Word for word, print all of the entries below.
START Excerpted records
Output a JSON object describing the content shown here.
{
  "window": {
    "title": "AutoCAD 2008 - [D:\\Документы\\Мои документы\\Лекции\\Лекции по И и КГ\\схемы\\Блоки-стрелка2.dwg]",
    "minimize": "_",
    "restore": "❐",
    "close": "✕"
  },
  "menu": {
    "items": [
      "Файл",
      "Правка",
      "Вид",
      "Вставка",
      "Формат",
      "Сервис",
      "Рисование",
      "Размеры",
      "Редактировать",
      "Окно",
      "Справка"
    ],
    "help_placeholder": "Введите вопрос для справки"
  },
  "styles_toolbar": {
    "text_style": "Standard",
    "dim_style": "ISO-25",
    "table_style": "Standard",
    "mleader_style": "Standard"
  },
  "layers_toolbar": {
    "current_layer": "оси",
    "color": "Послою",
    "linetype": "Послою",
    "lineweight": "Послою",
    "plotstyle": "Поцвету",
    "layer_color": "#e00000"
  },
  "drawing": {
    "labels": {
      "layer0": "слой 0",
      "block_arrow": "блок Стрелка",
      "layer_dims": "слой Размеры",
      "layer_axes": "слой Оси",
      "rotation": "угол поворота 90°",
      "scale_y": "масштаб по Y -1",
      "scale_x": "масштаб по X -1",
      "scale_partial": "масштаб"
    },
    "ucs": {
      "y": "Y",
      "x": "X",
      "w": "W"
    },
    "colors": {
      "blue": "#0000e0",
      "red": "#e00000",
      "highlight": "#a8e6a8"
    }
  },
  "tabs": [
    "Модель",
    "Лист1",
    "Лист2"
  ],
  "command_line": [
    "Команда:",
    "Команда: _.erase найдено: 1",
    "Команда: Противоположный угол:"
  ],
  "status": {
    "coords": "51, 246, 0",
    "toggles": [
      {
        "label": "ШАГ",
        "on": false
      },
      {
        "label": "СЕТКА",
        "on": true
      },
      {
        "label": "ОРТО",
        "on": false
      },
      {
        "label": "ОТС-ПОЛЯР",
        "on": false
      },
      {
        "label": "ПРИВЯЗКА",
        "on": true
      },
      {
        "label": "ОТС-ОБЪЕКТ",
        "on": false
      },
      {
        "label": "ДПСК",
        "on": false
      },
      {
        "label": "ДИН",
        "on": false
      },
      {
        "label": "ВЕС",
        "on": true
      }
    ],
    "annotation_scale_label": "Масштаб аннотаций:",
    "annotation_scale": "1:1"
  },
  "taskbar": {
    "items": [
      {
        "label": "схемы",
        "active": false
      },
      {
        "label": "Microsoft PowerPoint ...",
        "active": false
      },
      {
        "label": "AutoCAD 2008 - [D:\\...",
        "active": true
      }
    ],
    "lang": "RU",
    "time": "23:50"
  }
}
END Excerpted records
Solution —
Output a JSON object describing the content shown here.
{
  "window": {
    "title": "AutoCAD 2008 - [D:\\Документы\\Мои документы\\Лекции\\Лекции по И и КГ\\схемы\\Блоки-стрелка2.dwg]",
    "minimize": "_",
    "restore": "❐",
    "close": "✕"
  },
  "menu": {
    "items": [
      "Файл",
      "Правка",
      "Вид",
      "Вставка",
      "Формат",
      "Сервис",
      "Рисование",
      "Размеры",
      "Редактировать",
      "Окно",
      "Справка"
    ],
    "help_placeholder": "Введите вопрос для справки"
  },
  "styles_toolbar": {
    "text_style": "Standard",
    "dim_style": "ISO-25",
    "table_style": "Standard",
    "mleader_style": "Standard"
  },
  "layers_toolbar": {
    "current_layer": "оси",
    "color": "Послою",
    "linetype": "Послою",
    "lineweight": "Послою",
    "plotstyle": "Поцвету",
    "layer_color": "#e00000"
  },
  "drawing": {
    "labels": {
      "layer0": "слой 0",
      "block_arrow": "блок Стрелка",
      "layer_dims": "слой Размеры",
      "layer_axes": "слой Оси",
      "rotation": "угол поворота 90°",
      "scale_y": "масштаб по Y -1",
      "scale_x": "масштаб по X -1",
      "scale_partial": "масштаб"
    },
    "ucs": {
      "y": "Y",
      "x": "X",
      "w": "W"
    },
    "colors": {
      "blue": "#0000e0",
      "red": "#e00000",
      "highlight": "#a8e6a8"
    }
  },
  "tabs": [
    "Модель",
    "Лист1",
    "Лист2"
  ],
  "command_line": [
    "Команда:",
    "Команда: _.erase найдено: 1",
    "Команда: Противоположный угол:"
  ],
  "status": {
    "coords": "51, 246, 0",
    "toggles": [
      {
        "label": "ШАГ",
        "on": false
      },
      {
        "label": "СЕТКА",
        "on": true
      },
      {
        "label": "ОРТО",
        "on": false
      },
      {
        "label": "ОТС-ПОЛЯР",
        "on": false
      },
      {
        "label": "ПРИВЯЗКА",
        "on": true
      },
      {
        "label": "ОТС-ОБЪЕКТ",
        "on": false
      },
      {
        "label": "ДПСК",
        "on": false
      },
      {
        "label": "ДИН",
        "on": false
      },
      {
        "label": "ВЕС",
        "on": true
      }
    ],
    "annotation_scale_label": "Масштаб аннотаций:",
    "annotation_scale": "1:1"
  },
  "taskbar": {
    "items": [
      {
        "label": "схемы",
        "active": false
      },
      {
        "label": "Microsoft PowerPoint ...",
        "active": false
      },
      {
        "label": "AutoCAD 2008 - [D:\\...",
        "active": true
      }
    ],
    "lang": "RU",
    "time": "23:50"
  }
}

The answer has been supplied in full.